O said many of the priorities laid out in the governor's speech — including economic recovery, STEM education and preparing students for the workforce — can be accomplished through programming throughout the state's libraries.
"Libraries are working to help Nevada achieve these goals," O said. "Libraries are the engineers driving the governor's priorities."
Oberhansli said the library's virtual reality club meets every Friday and consistently draws a handful of members — a success for the library that struggles with a community reluctant to engage with technology. The minimum age was dropped to middle-school age to draw the younger crowd.
"If we get them now, the hope is they will stick with us through high school," Oberhansli said. "Maybe they'll take a coding class and go to college for computer programming. We'd be beyond thrilled. We're always looking for ways to keep the kids coming and looking out for what's next."
A consistent funding source would make that possibility more real.
"The digital divide is real," O said. "Libraries make it possible to access and experience things that they otherwise wouldn't be able to. That means we can literally change lives. To be a part of that is exciting and it's humbling."
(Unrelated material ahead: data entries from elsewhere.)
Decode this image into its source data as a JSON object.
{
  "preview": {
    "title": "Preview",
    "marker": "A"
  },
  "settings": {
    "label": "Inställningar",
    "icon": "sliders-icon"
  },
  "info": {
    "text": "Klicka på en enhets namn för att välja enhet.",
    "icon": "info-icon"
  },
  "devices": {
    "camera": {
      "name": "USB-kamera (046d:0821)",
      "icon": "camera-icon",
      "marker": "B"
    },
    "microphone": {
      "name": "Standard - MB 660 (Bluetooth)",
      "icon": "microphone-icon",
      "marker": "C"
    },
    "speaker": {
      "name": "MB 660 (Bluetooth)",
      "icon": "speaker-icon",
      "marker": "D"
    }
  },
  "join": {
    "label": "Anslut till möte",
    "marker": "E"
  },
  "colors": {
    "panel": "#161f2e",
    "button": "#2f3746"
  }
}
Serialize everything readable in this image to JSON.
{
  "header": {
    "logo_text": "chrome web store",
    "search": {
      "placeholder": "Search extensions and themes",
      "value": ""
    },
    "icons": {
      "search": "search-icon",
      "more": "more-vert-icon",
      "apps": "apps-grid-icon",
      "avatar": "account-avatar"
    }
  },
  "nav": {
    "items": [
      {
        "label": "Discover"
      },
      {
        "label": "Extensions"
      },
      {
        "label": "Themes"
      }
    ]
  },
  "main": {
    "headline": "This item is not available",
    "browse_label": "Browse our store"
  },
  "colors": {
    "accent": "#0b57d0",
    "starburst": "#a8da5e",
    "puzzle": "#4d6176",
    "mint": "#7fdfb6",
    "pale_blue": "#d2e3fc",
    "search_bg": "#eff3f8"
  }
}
Editor's note: This is the first in a series of articles to highlight library programs funded by the Nevada Legislature. The Nevada Library Association is asking for permanent funding in this year's legislative session.